For all its lyrical opacity, “Paper Tiger” is one of Sea Changes‘s highlights, a pulsating slab of psychedelic rock with a molasses-thick bassline and guitars and strings that stab in and out of the mix with the rock-opera melodrama of David Bowie’s best pre-Ziggy work. The next track, “Guess I’m Doin’ Fine”, returns to trippy country-rock terrain, but keeps things interesting, thanks in large part to Beck’s singing, which is more confident and soulful than it was on Mutations; a heavy touring schedule over the last two years has clearly done him good.
By the halfway mark, however, Sea Change has bogged down in its sleepy stoner rock vibe to the point where it actually starts to get boring, the last adjective I ever thought I would use to describe Beck’s music. It’s not that the dirge-like “Lonesome Tears” or the After the Gold Rush meets Automatic for the People atmosphere of “Nothing I Haven’t Seen” are bad; it’s just that there’s nothing here to break up the lulling effect of all those warmly strummed guitars and soothingly melancholy chord changes. By the time Beck gets to “All in Your Mind”, the album’s weakest track, even I found myself pining for the sonic clutter of his Odelay days.
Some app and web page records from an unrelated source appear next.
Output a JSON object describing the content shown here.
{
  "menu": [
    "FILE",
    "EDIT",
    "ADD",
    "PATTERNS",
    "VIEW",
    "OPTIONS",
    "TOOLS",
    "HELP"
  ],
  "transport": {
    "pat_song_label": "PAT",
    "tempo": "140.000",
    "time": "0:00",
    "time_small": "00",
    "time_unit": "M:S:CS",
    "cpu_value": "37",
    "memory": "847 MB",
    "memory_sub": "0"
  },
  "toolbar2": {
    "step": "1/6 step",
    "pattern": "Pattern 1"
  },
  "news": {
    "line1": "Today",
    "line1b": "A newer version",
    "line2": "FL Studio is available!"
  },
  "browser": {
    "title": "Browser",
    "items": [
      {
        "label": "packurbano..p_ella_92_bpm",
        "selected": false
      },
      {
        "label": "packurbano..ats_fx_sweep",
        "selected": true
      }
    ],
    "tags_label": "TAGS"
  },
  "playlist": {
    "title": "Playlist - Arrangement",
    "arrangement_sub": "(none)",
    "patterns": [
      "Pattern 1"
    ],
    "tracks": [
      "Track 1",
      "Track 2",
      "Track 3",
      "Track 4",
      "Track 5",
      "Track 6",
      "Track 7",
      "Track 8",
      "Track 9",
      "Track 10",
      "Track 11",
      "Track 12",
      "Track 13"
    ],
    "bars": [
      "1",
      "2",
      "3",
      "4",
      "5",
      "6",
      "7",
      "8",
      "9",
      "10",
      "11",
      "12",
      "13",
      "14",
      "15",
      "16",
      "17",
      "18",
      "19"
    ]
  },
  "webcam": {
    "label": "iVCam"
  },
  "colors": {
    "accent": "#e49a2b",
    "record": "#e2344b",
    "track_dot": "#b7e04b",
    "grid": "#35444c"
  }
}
Sea Change bounces back in a major way with “Round the Bend”, a gorgeously hypnotic, string-laden track with a tune that borrows from “Nobody’s Fault” off Mutations but pushes it in an entirely new direction. Even Beck’s voice sounds different here — warmer, more seductive, Donovan in his hippie-shaman mode. Like the rest of Sea Change, there’s a decidedly retro feel to “Round the Bend”, but at the same it strikes you as something no one’s ever done before — a paradox that’s as good a way of summing up Beck’s talent as any.
After the nicely trippy “Already Dead”, Beck delivers up another breakthrough track, completing the trilogy (along with “Paper Tiger” and “Round the Bend”) of tunes that redeem Sea Change for those of us who expect him to actually surprise us once in awhile. “Sunday Sun” is Beck’s version of a ’60s raga-rock epic, and he nails it perfectly, building from a simple opening base of tinkly percussion and sitar twangs into a soaring chorus that again highlights his growing vocal versatility. It’s incredible how good he can be at taking the sounds of old genres and recycling them into something new.
Sea Change ends as it began, in quiet country-rock mode. “Little One” has a melody and soft-loud dynamic that highlights Beck’s vocal resemblance to Kurt Cobain; it’s that Vicodin-tinged, slurred-speech delivery, I suppose, but it made me wonder if the two aren’t similar in other ways — in their gift for making melancholic, minor key songs actually sound catchy, for example. Who knows? Maybe Beck will strap on a Stratocaster one of these days and blow us all away with some post-punk sonic mayhem. On “Side of the Road”, the album’s folk-acoustic closer, it’s clear he still hasn’t gotten to wherever it is he’s going; he’s back on that same open road he started on, searching for “something better than this / Someplace I’d like to go”. With an artist of Beck’s stature, I think it’s fair for all of us to expect “something better” than Sea Change, and I’ve no doubt he’ll give it to us eventually. Meanwhile, Sea Change is a solid transitional disc, enjoyable but a far cry from Beck’s best.